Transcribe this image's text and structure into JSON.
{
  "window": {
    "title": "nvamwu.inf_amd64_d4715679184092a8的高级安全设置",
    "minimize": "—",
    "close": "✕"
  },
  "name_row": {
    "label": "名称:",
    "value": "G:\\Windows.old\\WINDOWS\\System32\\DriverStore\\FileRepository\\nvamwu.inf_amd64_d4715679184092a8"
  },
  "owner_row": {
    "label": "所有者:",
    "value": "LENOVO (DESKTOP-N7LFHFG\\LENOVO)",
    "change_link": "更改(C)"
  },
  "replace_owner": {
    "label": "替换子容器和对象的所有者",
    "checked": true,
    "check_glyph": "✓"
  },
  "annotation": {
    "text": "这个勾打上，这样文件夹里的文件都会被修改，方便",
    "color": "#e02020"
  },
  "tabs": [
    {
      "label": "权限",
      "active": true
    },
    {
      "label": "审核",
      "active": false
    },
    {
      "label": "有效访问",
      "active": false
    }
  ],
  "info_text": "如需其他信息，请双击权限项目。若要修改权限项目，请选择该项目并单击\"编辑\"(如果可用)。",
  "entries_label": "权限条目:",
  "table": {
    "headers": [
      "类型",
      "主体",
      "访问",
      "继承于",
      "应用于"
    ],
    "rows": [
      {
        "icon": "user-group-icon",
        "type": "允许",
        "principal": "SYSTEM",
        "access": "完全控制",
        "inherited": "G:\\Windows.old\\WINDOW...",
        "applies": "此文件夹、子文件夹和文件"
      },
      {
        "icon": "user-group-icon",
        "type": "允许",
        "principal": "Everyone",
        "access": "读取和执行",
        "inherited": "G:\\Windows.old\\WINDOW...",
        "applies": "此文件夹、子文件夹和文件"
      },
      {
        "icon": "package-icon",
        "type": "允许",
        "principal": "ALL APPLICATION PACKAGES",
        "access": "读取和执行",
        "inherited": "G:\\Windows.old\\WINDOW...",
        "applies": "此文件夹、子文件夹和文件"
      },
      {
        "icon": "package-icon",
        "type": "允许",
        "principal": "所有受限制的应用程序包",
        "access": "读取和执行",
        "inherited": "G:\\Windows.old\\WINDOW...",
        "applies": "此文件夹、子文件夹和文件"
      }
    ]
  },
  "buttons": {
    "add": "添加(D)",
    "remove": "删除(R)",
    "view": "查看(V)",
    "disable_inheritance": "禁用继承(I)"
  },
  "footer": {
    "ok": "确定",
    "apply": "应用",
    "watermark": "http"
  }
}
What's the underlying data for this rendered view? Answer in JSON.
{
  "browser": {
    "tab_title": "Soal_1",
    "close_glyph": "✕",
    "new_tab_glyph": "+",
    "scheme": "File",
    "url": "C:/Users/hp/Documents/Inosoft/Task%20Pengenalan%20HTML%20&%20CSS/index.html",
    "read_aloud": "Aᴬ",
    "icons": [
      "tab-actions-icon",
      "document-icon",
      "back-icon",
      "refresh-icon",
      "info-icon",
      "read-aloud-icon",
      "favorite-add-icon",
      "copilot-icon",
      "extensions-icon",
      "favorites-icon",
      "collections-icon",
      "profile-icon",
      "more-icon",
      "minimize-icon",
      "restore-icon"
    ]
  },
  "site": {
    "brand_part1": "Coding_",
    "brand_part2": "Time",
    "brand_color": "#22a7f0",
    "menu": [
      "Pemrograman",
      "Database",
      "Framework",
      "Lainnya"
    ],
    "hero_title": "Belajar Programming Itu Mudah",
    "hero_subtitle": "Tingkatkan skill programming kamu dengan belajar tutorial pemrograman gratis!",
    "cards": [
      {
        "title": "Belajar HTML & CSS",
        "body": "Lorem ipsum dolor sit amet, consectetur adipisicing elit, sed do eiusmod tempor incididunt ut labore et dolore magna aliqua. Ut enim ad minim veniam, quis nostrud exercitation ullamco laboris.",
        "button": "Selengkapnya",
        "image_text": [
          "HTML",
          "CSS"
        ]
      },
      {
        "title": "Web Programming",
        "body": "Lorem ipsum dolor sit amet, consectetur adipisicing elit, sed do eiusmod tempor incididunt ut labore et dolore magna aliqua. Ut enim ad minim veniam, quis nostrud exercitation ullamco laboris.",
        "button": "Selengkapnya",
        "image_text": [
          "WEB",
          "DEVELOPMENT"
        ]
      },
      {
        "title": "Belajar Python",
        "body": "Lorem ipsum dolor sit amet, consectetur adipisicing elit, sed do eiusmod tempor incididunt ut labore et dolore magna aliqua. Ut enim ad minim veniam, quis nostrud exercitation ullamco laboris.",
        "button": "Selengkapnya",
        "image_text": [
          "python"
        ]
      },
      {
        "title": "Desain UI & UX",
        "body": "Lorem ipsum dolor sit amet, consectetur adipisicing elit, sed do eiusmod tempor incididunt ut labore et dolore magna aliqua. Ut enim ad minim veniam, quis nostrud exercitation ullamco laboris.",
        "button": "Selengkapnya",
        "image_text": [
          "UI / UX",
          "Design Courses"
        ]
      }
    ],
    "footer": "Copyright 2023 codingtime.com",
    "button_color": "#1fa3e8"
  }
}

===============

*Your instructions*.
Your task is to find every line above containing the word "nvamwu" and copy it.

*Solution to this problem*.
    "title": "nvamwu.inf_amd64_d4715679184092a8的高级安全设置",
    "value": "G:\\Windows.old\\WINDOWS\\System32\\DriverStore\\FileRepository\\nvamwu.inf_amd64_d4715679184092a8"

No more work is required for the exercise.